5. Mako Sharks Have To Swim Constantly To Survive
Mako Sharks are “obligate ram ventilators” which means they breath oxygen from the water washing over their gills. If they ever stopped swimming they would die. So instead of sleeping, they have periods of inactivity where they rest and restore their energy.
6. Opportunistic Hunters
Since Mako Sharks require a lot of energy to swim long miles, they are opportunistic hunters. They have a diverse diet that includes fish, sharks, cephalopods, dolphins, seabirds, sea and mammals. Mako Sharks will eat everything they can get their hands on whenever they find it and store the energy for times when they cannot find prey.
7. Mako Sharks Are Smart, Aggressive Hunters
When Mako Sharks find prey, they will stalk them by swimming underneath them. They are countershading a metallic blue, so they blend seamless into the deep water. When they perfect moment to attack, they will quickly lunge upwards and bite chunks off their prey, circling back again and again until the prey is immobilized and they can feast. Prey rarely notices when a Mako Shark is about to attack, so Mako Sharks are rarely injured while feeding.

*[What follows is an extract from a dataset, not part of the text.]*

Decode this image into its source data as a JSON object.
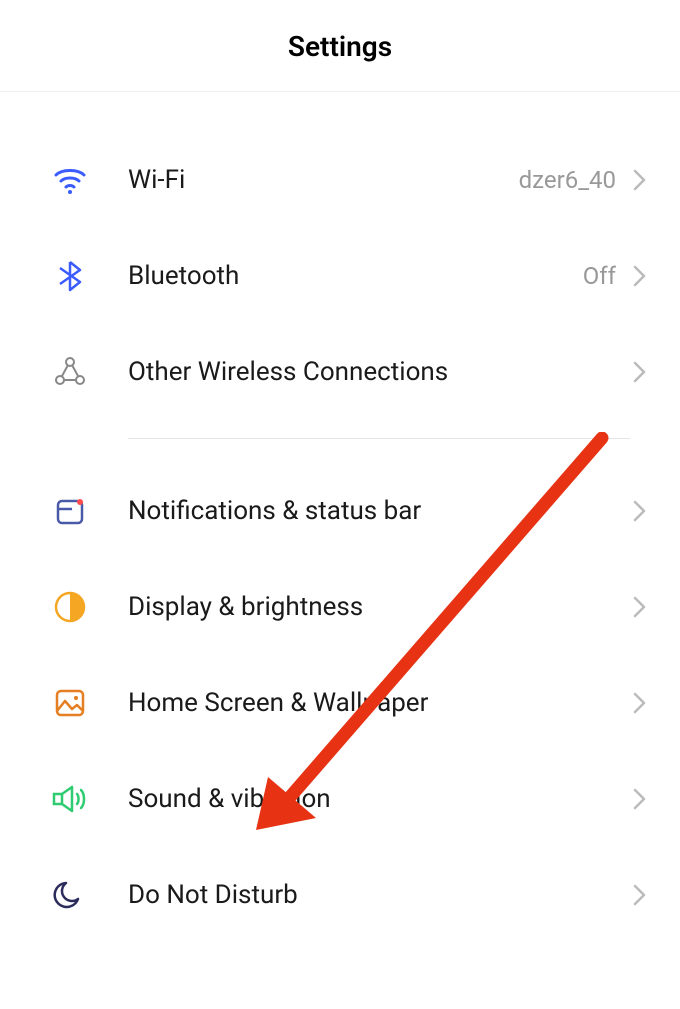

8. Mako Sharks Love To Eat Swordfish
An unusual favorite meal of Mako Sharks is Swordfish. Mako Sharks love them so much, when you find a Swordfish, it’s likely you will find a Mako Shark lurking nearby – especially during Swordfish mating season. Swordfish is not easy prey though, many Mako Sharks have been found injured or killed by a swordfish. Scientists believe they may enjoy Swordfish so much because of the thrill of the hunt.
9. They Don’t Give Birth Very Often
Mako Shark mating cycles only happen once every 1.5 years. Female Mako Sharks then have gestation periods that last eighteen months. So Mako Sharks mate at a maximum of once every three years. Since female Mako Sharks do not reach sexual maturity until 19-20 years, and only live an average of 30 years, a Mako Shark may only give birth 3 times their entire lives.
10. Mako Sharks Are Sacred To The Maori
Mako Sharks get their name from the Maori word for “shark.” Mako Sharks are a part of Maori legend and are consider guiding spirit animals that help guard humans from danger. Mako Shark teeth are also highly prized by the Maori people and are worn as jewelry by tribal leaders and the most skilled warriors as a status symbol.
11. Prized By Sport Fisherman
With their incredible speeds, sport fisherman love to hunt Mako Sharks. They provide a real thrill for sport fisherman because they will flip and fight once caught, making them hard to keep on the line and pull aboard once caught. Since Mako Sharks are under threat of endangerment, responsible sport fisherman practice catch and release, where they enjoy the thrill of the catch but they release the shark back in the water unharmed.
12. They Are Considered A Vulnerable Species
Mako Sharks are not only prized by sport fisherman, they are also considered a valuable shark for shark finning. Also, since Mako Sharks are opportunistic, they will attack schooling fish that have been caught in fishing nets. The Mako Shark can get tangled in the nets and die as a by-catch. So their population is under threat from commercial fishing. Since they are slow to reproduce, like most sharks their population numbers have begun to dwindle in recent years and are list as “Vulnerable” species on the International Union for the Conservation of Nature’s Red List.